Built at the time of Charlemagne, it is mentioned in documents from 1207 and with its over 800 years of history, the Via de Sale can be considered one of the oldest salt roads in the Peninsula. For years it was a strategic route for the transit of goods and people: here there was always a stop for the change of the quadrupeds and the driver, to then continue towards Colle di Tenda (one of the few connecting roads between the plain and the sea). In the ducal period of the Savoy dynasty, it was named as Via Marenca, which leads to the sea; however, it is simplistic to identify it as a trade route, as its functions were also administrative and political.
Until the 2nd World War, the road had to be maintained and this allowed the conservation of this important route.

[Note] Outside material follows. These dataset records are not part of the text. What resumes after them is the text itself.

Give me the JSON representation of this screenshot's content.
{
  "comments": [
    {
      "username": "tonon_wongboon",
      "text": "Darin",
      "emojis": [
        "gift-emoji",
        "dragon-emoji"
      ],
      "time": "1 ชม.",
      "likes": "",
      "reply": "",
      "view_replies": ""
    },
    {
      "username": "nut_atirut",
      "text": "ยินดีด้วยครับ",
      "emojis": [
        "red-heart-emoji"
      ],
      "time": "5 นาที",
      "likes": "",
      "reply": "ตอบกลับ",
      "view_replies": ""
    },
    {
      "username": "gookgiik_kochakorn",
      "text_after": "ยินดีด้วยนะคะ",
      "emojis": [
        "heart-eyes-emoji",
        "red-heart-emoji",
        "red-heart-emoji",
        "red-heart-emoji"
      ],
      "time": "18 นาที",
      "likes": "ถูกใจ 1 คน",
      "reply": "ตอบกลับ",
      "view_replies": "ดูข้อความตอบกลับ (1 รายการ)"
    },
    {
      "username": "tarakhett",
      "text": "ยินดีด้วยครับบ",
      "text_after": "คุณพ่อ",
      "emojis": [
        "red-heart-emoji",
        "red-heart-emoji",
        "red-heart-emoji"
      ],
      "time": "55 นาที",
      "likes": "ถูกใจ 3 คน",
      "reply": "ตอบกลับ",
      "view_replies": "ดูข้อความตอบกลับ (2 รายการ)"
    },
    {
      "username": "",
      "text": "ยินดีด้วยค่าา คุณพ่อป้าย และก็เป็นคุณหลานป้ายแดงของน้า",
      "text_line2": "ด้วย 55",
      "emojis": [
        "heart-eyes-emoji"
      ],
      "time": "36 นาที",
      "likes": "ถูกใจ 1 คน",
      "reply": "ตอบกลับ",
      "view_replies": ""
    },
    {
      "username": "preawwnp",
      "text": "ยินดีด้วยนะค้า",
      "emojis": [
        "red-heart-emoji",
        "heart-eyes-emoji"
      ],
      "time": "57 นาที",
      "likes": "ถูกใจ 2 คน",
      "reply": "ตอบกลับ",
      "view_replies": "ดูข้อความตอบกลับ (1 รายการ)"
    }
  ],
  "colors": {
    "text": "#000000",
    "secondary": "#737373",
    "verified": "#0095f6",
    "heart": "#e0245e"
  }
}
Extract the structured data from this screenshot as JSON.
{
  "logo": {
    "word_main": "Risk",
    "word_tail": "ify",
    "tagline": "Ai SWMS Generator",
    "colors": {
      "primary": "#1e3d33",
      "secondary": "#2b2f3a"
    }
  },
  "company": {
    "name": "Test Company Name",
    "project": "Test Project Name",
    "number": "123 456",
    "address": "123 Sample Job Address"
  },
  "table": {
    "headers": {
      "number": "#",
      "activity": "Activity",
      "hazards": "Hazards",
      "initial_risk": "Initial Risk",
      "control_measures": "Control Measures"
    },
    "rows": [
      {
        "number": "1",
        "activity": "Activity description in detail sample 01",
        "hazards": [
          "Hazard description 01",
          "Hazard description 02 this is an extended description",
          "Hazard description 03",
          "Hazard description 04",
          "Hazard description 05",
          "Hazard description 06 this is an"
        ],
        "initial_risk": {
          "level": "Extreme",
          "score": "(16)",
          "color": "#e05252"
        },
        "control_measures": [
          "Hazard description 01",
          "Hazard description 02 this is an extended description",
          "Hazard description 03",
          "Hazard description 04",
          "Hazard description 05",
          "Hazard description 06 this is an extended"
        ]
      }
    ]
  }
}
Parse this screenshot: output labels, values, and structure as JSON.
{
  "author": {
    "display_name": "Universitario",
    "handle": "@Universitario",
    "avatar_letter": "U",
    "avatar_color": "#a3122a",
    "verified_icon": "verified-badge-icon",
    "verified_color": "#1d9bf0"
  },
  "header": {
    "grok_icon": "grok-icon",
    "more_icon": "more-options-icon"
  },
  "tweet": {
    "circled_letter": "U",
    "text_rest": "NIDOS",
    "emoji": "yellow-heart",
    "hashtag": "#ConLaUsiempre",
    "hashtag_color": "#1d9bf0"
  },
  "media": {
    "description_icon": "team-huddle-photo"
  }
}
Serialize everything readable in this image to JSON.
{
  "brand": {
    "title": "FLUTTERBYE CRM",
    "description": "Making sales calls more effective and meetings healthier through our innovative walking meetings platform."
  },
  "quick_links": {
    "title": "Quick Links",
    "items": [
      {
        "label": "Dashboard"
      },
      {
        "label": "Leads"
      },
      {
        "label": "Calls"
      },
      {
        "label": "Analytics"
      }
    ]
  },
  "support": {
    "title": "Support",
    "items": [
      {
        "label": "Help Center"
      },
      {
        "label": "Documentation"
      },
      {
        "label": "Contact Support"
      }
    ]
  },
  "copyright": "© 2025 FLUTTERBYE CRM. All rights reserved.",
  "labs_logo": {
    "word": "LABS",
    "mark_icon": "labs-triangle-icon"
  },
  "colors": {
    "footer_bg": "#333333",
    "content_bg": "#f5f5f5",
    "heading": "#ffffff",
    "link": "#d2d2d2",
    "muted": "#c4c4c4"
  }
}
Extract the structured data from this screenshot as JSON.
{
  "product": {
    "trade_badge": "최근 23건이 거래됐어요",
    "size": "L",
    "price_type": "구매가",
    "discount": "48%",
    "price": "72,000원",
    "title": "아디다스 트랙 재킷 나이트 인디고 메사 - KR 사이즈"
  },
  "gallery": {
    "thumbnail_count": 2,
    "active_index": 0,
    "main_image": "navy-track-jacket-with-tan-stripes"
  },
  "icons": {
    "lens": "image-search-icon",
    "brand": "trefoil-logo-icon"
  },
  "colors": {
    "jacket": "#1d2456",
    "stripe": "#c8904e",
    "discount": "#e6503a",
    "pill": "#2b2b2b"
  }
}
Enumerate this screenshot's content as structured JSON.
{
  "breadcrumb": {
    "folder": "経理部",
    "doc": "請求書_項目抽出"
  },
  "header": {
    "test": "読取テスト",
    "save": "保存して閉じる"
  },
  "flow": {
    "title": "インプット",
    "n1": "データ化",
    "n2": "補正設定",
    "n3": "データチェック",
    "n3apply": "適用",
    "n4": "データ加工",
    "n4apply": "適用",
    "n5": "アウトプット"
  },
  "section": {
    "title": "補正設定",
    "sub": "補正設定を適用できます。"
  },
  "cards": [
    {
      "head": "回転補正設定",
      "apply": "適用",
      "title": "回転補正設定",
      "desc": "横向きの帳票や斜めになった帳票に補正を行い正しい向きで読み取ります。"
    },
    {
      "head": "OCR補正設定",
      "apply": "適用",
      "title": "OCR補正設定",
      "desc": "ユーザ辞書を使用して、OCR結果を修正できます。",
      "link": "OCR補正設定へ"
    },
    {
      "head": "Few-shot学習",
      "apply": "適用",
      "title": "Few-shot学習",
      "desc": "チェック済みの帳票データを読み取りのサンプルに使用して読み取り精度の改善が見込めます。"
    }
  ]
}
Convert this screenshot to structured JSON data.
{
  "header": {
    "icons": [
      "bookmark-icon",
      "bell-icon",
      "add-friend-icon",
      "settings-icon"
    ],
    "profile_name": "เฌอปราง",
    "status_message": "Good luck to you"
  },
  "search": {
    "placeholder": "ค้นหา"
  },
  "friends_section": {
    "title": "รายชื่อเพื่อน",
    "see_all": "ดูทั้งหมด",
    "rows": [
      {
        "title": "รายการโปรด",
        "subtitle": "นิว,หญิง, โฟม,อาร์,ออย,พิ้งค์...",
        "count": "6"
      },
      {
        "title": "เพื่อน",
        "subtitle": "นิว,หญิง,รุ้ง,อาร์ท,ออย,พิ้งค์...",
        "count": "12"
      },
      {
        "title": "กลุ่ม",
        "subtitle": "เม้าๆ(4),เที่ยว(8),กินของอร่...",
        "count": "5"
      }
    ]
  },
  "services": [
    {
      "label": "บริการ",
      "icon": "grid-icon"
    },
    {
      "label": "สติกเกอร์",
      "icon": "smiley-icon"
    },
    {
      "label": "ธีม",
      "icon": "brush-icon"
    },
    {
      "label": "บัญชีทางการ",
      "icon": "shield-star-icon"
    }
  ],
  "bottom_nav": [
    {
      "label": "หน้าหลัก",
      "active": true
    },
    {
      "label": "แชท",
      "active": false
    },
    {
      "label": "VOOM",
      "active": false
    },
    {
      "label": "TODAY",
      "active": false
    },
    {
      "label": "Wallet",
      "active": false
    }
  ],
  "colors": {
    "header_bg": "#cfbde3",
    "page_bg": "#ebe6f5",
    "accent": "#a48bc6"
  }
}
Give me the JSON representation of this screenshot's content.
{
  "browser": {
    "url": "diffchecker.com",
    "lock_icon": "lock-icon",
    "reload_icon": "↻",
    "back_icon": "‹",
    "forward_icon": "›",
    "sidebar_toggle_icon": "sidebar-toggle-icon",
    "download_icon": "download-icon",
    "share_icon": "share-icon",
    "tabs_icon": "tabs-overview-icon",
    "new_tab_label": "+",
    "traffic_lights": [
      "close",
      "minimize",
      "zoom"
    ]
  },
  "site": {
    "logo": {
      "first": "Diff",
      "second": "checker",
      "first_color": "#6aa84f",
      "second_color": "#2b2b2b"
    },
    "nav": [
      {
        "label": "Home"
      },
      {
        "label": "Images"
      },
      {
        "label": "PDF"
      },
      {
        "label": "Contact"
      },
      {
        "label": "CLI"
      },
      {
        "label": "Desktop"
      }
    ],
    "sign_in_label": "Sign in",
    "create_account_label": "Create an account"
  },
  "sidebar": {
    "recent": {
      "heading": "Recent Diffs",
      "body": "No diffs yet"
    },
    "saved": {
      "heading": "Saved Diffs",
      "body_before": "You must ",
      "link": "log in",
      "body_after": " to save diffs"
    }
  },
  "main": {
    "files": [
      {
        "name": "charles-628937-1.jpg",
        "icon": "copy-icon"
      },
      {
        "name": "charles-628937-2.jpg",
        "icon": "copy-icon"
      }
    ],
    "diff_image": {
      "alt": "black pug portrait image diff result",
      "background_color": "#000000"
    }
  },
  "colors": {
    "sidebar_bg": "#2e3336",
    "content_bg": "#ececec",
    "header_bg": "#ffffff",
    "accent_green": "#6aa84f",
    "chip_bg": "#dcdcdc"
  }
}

Today the road is a high-altitude route that connects the Colle di Tenda to Monesi (a town in the Ligurian hinterland) and which is covered from spring to autumn by bike, motorbike or on foot. It develops halfway up, at altitudes between 1800 and 2000 m above sea level, involving two states, three regions, two provinces, a department and ten municipalities.